Maybe it’s time for you to self-publish your book.
I know, I know. You want the affirmation of a professional third party (an agent, a publisher, or at least someone besides your mom or spouse). You’re worried about putting something out there that no one will read. You’re concerned about the marketing and promotional side to releasing a book.
Well, fear not. (That seems to be the theme this year: fear not. Do not be afraid.)
Don’t get me wrong. I’ve worked with three wonderful publishing houses and some incredible editors, and there are some huge advantages to working with an established publisher. Huge. Maybe that will be my next post.
But today I’m encouraging you to self-publish. Get your book out there. Create something, and give yourself the satisfaction of seeing it through to completion.
Here are eight benefits you’ll see should you decide to self-publish your book this year:
1) Any story can be put into book form. It doesn’t matter how many people are interested in your story or your topic or your writing. You can write a book about your family, or a guide to recreating human organs out of spare Legos. You can write the story of your great-uncle Marv or a novel about ants (not that I have anything against novels about ants) – if you’re self-publishing, it can become a book. Books are still cool.
2) You can title your book whatever you want. Because you don’t have to worry about marketing teams and third parties and, well, anyone else, you can choose any title you want. There’s a fair amount of freedom when it comes to self-publishing, and this is one of those areas.
3) You can create any kind of cover you want. Would you like your great-aunt Martha to be on the cover? Your dog Grover? Or maybe you’re a minimalist looking for a black title on a white cover. Go for it.
4) Access to inexpensive copies of your book. Most self-publishing services will give you a good deal when it comes to getting your hands on copies of your own book. If I want copies of books I’ve self-published, I can usually buy them for about $3.75 (with no minimum order). If I want copies of my books that have been printed through traditional publishers, I’m looking at paying anywhere from $6 – $9 (ouch).
5) One of the great things about self-publishing is that you operate under no misconceptions that anyone else is responsible for the marketing of your book. Sure, with traditionally published books, the publisher will do its part for a little while, but there’s no substitute for creating your own PR and marketing plan, and then acting on it. When you have a publisher it’s easy to assume that ball is in their court, but when you’re self-publishing you have no one else to rely on. If you’re not talking about your book, no one is.
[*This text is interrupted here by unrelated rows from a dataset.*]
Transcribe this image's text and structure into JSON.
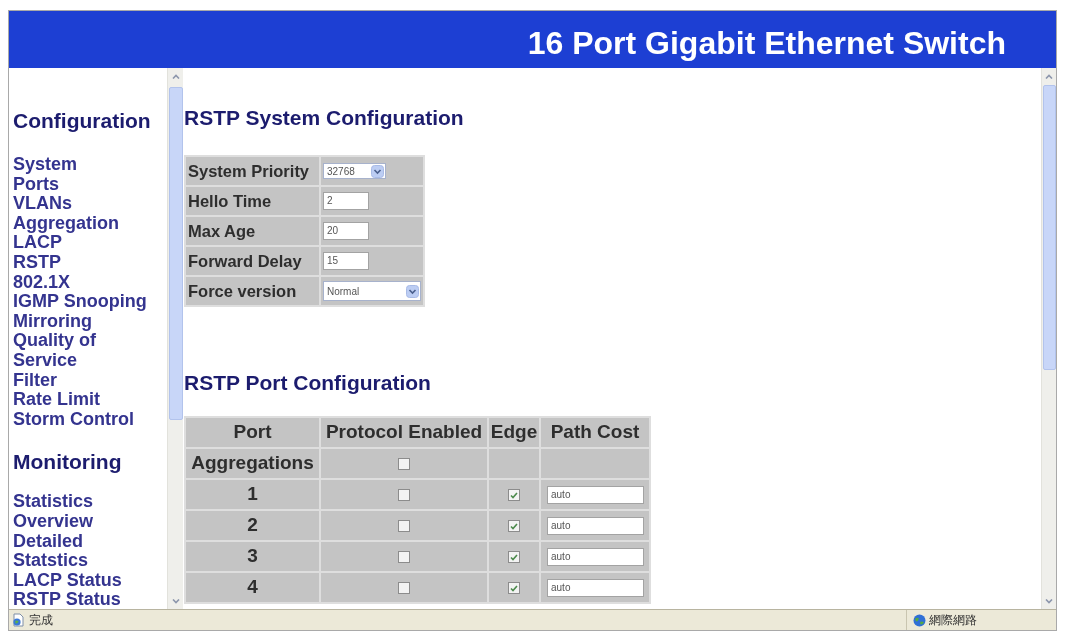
{
  "header": {
    "title": "16 Port Gigabit Ethernet Switch"
  },
  "sidebar": {
    "sections": [
      {
        "title": "Configuration",
        "links": [
          "System",
          "Ports",
          "VLANs",
          "Aggregation",
          "LACP",
          "RSTP",
          "802.1X",
          "IGMP Snooping",
          "Mirroring",
          "Quality of Service",
          "Filter",
          "Rate Limit",
          "Storm Control"
        ]
      },
      {
        "title": "Monitoring",
        "links": [
          "Statistics Overview",
          "Detailed Statstics",
          "LACP Status",
          "RSTP Status"
        ]
      }
    ]
  },
  "system_config": {
    "title": "RSTP System Configuration",
    "fields": [
      {
        "kind": "select",
        "label": "System Priority",
        "value": "32768"
      },
      {
        "kind": "input",
        "label": "Hello Time",
        "value": "2"
      },
      {
        "kind": "input",
        "label": "Max Age",
        "value": "20"
      },
      {
        "kind": "input",
        "label": "Forward Delay",
        "value": "15"
      },
      {
        "kind": "select",
        "label": "Force version",
        "value": "Normal"
      }
    ]
  },
  "port_config": {
    "title": "RSTP Port Configuration",
    "columns": [
      "Port",
      "Protocol Enabled",
      "Edge",
      "Path Cost"
    ],
    "rows": [
      {
        "port": "Aggregations",
        "protocol_enabled": false
      },
      {
        "port": "1",
        "protocol_enabled": false,
        "edge": true,
        "path_cost": "auto"
      },
      {
        "port": "2",
        "protocol_enabled": false,
        "edge": true,
        "path_cost": "auto"
      },
      {
        "port": "3",
        "protocol_enabled": false,
        "edge": true,
        "path_cost": "auto"
      },
      {
        "port": "4",
        "protocol_enabled": false,
        "edge": true,
        "path_cost": "auto"
      }
    ]
  },
  "status_bar": {
    "status": "完成",
    "zone": "網際網路"
  }
}
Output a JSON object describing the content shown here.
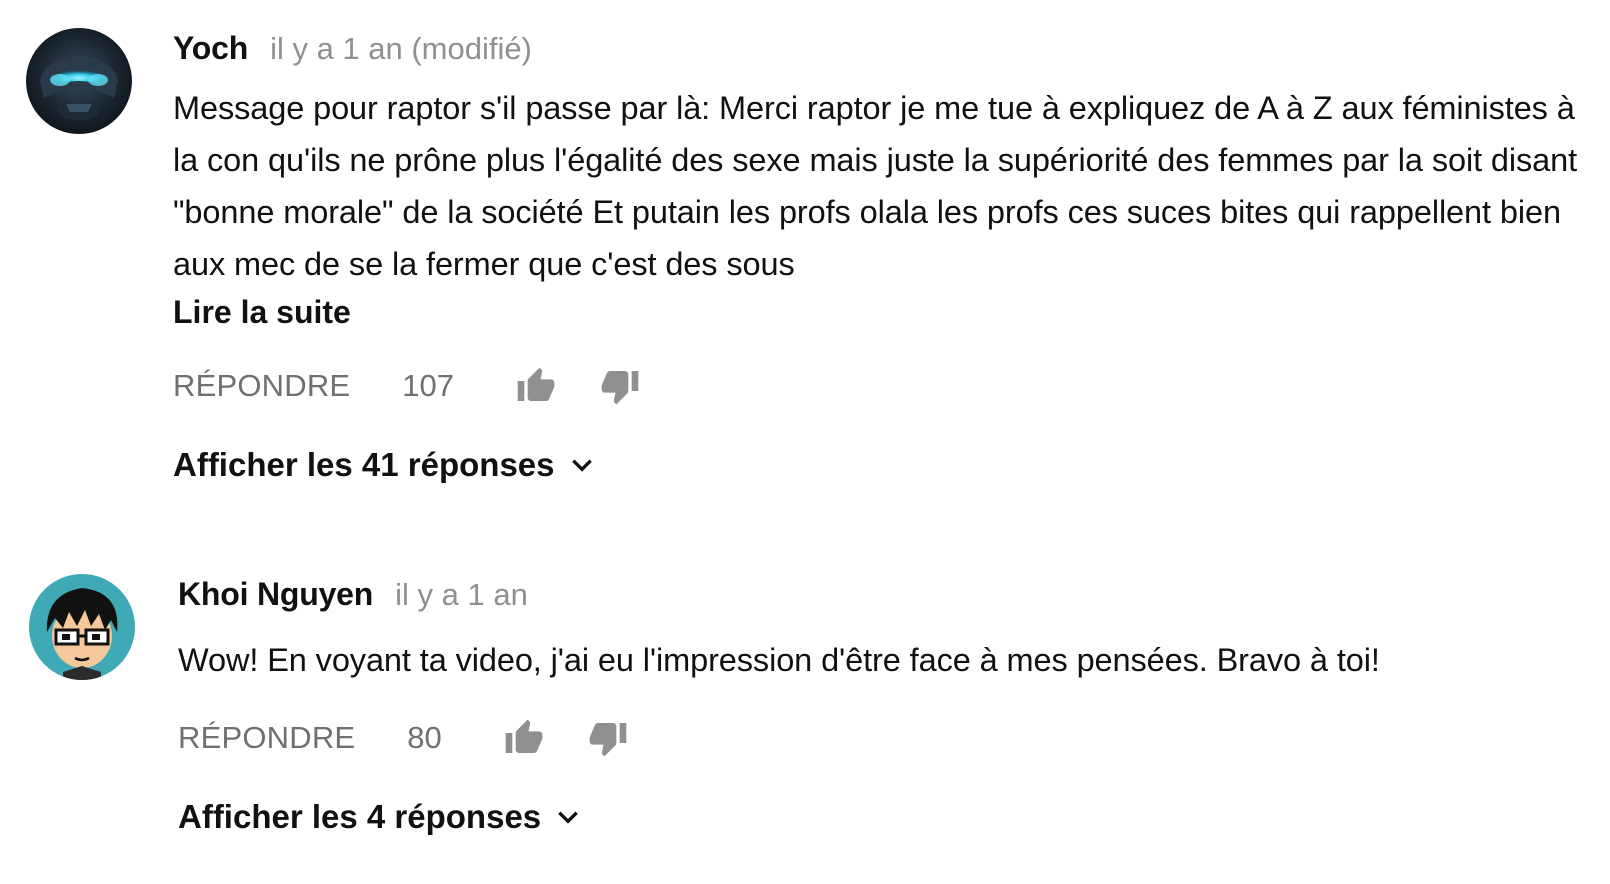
{
  "comments": [
    {
      "author": "Yoch",
      "timestamp": "il y a 1 an (modifié)",
      "text": "Message pour raptor s'il passe par là: Merci raptor je me tue à expliquez de A à Z aux féministes à la con qu'ils ne prône plus l'égalité des sexe mais juste la supériorité des femmes par la soit disant \"bonne morale\" de la société Et putain les profs olala les profs ces suces bites qui rappellent bien aux mec de se la fermer que c'est des sous",
      "read_more": "Lire la suite",
      "reply_label": "RÉPONDRE",
      "like_count": "107",
      "replies_label": "Afficher les 41 réponses",
      "avatar_icon": "robot-helmet-avatar"
    },
    {
      "author": "Khoi Nguyen",
      "timestamp": "il y a 1 an",
      "text": "Wow! En voyant ta video, j'ai eu l'impression d'être face à mes pensées. Bravo à toi!",
      "reply_label": "RÉPONDRE",
      "like_count": "80",
      "replies_label": "Afficher les 4 réponses",
      "avatar_icon": "cartoon-glasses-avatar"
    }
  ],
  "colors": {
    "text_primary": "#111111",
    "text_secondary": "#909090",
    "action_gray": "#707070",
    "avatar_teal": "#3fa9b5"
  },
  "icons": {
    "like": "thumbs-up-icon",
    "dislike": "thumbs-down-icon",
    "expand": "chevron-down-icon"
  }
}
6) Release the book whenever you want. I have friends who have written books and then it’s taken 18 months to 2 years for the publisher to release the book. I’ve had other friends who wrote the book and then the publisher changed their mind, or the acquisition editor got fired or moved on and left their title under-represented. I’ve been fortunate in that the published books that I’ve written were on a quick-release time frame, and all have moved along smoothly. But if you self-publish, you could have that book in your hands as soon as you’d like, and no unexpected change in a huge conglomerate will alter that.
7) Make more profit per book. Self-published paperback books will make you around 40% when sold on Amazon, self-published e-book’s will make you 70%, paperbacks you sell yourself will net around 70%, and you’ll make around 35% on books sold through local bookstores (although that takes a lot of work, getting a self-published book into a bookstore). For books that are traditionally published, the royalty for all of those, in any form, is closer to 15%.
But by far the most important benefit to self-publishing your book?
8) You get to finish it and move on. I know too many writers who are sitting on that manuscript, just waiting for an agent or publisher to pick it up. And as the years pass, they don’t create anything new. They simply can’t get beyond that first book until it’s published. And this is where self-publishing is such a great tool, because you can publish it, learn from your mistakes, try to market it and learn from that, then write something new.
Of course, most of these could also be seen as negatives…make my own cover? Create my own marketing plan? Come up with the perfect title? Are you kidding me?
I never said self-publishing was perfect for everyone, or for every project.
What do you think about self-publishing versus traditional publishing?